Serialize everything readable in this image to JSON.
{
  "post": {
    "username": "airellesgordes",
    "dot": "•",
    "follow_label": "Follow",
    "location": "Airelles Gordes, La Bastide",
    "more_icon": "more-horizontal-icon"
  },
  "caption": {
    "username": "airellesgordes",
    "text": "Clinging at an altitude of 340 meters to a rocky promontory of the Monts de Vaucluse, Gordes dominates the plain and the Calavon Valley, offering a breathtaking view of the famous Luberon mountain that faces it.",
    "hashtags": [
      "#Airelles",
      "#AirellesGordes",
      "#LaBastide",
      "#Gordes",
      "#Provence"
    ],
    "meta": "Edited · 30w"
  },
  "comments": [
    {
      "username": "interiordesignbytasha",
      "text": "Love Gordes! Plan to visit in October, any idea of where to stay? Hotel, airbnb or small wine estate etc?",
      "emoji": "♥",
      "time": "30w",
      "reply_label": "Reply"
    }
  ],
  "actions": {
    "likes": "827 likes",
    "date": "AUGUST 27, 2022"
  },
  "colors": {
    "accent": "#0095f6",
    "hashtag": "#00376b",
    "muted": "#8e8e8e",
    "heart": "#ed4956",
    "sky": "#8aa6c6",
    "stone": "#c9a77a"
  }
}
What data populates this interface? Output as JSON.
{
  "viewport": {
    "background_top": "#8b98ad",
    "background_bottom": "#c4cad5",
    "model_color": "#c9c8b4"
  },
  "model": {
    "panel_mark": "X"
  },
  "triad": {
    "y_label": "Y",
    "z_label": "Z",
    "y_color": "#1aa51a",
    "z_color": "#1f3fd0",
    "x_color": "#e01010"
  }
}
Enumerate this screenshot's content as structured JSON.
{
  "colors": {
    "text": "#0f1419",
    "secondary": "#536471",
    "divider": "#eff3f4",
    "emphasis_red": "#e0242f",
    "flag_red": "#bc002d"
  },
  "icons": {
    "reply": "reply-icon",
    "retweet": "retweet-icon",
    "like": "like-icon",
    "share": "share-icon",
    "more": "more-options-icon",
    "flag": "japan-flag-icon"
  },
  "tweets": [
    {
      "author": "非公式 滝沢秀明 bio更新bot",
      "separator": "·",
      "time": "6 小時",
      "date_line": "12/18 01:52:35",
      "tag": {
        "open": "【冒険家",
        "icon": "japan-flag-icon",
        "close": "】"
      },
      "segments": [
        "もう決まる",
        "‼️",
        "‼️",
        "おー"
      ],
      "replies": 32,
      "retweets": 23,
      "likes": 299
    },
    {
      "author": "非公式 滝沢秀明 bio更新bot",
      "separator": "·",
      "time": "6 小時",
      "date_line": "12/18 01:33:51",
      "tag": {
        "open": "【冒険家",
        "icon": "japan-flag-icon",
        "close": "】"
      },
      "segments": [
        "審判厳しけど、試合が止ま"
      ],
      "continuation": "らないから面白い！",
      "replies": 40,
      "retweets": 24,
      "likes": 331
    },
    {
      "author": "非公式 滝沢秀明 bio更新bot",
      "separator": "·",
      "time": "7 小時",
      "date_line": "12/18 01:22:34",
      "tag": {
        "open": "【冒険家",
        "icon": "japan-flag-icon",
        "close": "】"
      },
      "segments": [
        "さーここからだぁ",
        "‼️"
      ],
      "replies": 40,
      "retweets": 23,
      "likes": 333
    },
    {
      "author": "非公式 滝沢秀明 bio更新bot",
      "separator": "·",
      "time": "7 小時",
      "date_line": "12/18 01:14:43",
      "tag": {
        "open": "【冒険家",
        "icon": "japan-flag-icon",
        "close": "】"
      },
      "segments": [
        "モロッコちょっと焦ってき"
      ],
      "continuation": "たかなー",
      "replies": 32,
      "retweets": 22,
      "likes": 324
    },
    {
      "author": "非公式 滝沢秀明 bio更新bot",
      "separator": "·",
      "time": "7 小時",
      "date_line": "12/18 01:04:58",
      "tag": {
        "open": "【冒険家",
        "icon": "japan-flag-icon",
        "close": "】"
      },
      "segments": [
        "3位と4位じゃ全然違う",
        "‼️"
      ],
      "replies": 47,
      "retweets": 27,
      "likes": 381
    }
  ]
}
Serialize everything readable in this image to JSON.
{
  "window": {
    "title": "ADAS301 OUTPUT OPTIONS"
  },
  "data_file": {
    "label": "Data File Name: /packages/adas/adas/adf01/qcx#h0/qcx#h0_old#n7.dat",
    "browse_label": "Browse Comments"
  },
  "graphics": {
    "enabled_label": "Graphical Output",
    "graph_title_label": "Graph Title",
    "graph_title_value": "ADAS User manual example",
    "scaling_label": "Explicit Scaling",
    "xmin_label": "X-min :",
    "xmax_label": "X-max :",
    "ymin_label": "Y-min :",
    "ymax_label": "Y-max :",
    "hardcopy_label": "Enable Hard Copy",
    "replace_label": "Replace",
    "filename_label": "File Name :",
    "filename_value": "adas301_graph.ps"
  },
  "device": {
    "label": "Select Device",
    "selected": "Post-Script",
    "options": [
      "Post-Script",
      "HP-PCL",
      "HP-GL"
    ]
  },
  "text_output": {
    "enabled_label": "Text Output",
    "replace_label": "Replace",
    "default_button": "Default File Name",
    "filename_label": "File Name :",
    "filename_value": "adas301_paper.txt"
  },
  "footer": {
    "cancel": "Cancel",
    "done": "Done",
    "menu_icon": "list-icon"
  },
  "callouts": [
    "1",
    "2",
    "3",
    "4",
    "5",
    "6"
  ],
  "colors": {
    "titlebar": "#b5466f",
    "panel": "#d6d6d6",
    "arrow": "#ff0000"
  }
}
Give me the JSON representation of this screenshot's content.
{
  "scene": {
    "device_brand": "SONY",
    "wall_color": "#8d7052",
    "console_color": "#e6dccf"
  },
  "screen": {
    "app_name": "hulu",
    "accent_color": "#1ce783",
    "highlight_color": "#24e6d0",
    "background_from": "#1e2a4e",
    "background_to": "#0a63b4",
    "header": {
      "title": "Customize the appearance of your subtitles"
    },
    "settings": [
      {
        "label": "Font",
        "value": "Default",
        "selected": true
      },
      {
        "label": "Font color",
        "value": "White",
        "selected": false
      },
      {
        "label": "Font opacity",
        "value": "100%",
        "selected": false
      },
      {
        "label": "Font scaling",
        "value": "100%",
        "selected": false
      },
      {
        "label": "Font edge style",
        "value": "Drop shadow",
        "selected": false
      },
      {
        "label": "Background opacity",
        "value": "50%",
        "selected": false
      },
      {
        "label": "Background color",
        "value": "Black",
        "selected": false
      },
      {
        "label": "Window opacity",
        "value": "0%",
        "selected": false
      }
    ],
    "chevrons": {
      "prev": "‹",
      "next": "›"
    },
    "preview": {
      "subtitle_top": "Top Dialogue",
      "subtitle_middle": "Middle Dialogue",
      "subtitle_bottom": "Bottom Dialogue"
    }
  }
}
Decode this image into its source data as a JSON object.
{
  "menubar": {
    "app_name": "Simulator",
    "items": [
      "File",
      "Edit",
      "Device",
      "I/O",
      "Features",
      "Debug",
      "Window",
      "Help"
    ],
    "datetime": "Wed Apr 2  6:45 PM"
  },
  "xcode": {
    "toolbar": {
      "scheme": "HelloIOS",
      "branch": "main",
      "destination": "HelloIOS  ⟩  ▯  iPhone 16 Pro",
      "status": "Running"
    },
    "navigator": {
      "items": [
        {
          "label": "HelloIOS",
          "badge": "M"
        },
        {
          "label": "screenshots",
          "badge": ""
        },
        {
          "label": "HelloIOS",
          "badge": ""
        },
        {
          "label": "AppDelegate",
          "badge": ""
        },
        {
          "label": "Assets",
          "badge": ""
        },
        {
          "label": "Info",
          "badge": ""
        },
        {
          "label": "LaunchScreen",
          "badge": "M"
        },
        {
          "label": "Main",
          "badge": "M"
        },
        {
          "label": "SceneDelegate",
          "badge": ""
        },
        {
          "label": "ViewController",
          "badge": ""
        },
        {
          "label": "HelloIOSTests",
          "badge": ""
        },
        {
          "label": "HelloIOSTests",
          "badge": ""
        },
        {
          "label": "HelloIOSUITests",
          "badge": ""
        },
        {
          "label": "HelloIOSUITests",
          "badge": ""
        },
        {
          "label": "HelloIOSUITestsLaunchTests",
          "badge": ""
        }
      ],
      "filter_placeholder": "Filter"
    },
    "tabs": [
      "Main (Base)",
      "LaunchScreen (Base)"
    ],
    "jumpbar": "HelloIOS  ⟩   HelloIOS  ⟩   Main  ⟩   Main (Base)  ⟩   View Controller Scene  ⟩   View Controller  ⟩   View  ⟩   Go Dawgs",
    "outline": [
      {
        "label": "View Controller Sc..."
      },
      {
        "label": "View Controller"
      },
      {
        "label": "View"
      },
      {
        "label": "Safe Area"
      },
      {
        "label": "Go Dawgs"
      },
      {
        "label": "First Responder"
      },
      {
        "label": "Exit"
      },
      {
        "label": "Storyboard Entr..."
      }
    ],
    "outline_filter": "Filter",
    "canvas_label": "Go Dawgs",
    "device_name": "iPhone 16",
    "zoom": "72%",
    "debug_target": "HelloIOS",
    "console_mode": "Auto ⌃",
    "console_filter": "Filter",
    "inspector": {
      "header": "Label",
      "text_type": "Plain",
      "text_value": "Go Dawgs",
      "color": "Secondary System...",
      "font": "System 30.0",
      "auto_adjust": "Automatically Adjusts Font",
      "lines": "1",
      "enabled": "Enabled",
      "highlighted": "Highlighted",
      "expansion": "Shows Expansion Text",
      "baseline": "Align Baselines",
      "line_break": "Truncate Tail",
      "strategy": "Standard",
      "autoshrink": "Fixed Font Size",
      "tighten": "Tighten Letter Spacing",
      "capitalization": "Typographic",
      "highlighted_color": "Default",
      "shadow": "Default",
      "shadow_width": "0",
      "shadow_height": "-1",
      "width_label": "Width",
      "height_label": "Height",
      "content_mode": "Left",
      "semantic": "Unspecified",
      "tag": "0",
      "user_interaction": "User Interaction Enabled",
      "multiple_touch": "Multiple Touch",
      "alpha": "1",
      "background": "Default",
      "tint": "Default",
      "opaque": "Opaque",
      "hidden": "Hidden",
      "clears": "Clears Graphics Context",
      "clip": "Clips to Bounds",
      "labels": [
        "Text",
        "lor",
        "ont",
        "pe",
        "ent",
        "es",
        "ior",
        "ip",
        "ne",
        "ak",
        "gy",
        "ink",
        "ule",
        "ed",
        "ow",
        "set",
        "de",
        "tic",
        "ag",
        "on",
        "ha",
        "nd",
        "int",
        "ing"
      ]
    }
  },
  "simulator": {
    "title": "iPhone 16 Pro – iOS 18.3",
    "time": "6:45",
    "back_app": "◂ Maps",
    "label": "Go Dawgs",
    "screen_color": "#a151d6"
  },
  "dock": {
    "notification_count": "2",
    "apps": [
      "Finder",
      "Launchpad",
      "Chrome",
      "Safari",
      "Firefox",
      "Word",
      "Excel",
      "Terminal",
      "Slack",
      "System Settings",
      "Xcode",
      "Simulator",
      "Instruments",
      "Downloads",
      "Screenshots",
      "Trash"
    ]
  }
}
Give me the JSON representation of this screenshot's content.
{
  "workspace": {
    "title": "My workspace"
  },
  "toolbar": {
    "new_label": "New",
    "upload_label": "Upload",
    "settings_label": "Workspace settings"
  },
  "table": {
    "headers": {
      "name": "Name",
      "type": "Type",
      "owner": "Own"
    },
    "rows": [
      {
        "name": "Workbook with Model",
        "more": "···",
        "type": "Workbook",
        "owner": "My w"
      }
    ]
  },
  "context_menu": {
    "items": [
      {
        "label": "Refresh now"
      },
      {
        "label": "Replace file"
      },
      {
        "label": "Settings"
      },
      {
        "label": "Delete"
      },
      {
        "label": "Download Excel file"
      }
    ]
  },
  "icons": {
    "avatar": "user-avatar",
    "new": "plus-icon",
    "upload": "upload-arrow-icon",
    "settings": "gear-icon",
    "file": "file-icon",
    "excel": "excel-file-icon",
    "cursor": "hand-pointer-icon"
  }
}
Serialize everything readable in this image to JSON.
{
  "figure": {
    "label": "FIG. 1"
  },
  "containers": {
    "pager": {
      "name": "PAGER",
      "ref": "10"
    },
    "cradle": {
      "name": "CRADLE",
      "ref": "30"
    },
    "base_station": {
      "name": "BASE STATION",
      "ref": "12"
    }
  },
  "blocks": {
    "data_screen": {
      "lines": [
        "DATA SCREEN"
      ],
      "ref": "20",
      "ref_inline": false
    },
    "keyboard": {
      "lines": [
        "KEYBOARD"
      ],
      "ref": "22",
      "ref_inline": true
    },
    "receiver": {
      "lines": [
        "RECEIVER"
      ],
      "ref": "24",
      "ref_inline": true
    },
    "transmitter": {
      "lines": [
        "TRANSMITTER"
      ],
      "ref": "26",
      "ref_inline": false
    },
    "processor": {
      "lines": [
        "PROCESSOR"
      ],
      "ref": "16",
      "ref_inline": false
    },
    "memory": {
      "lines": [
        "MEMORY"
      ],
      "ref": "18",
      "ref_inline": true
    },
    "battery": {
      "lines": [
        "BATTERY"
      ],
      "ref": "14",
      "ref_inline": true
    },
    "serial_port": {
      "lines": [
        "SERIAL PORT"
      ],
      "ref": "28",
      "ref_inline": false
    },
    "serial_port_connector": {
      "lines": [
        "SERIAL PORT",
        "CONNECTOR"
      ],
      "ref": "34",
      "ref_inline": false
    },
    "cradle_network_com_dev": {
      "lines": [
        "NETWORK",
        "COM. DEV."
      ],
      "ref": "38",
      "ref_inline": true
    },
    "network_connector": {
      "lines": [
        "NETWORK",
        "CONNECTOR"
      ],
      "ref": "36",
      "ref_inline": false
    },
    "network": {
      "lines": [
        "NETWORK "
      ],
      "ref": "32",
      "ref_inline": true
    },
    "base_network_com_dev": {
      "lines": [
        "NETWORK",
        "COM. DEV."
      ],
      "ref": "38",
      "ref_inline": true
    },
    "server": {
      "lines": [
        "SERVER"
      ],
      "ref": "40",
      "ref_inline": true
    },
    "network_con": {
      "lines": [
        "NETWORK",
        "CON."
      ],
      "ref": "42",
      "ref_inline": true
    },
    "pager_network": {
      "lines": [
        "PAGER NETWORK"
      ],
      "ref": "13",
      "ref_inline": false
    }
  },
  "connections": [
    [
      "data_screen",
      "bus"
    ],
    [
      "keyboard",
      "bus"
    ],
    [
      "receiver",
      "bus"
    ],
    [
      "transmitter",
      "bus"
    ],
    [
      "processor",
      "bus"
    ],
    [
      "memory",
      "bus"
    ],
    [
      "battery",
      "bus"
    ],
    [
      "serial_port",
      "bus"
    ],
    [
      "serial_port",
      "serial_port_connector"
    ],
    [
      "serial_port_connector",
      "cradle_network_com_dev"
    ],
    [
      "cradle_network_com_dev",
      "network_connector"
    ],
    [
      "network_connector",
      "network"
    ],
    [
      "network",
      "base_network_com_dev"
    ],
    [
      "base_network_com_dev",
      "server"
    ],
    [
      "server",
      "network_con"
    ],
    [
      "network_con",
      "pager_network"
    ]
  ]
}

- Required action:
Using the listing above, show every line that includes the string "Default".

- Reply:
    "default_button": "Default File Name",
        "value": "Default",
      "highlighted_color": "Default",
      "shadow": "Default",
      "background": "Default",
      "tint": "Default",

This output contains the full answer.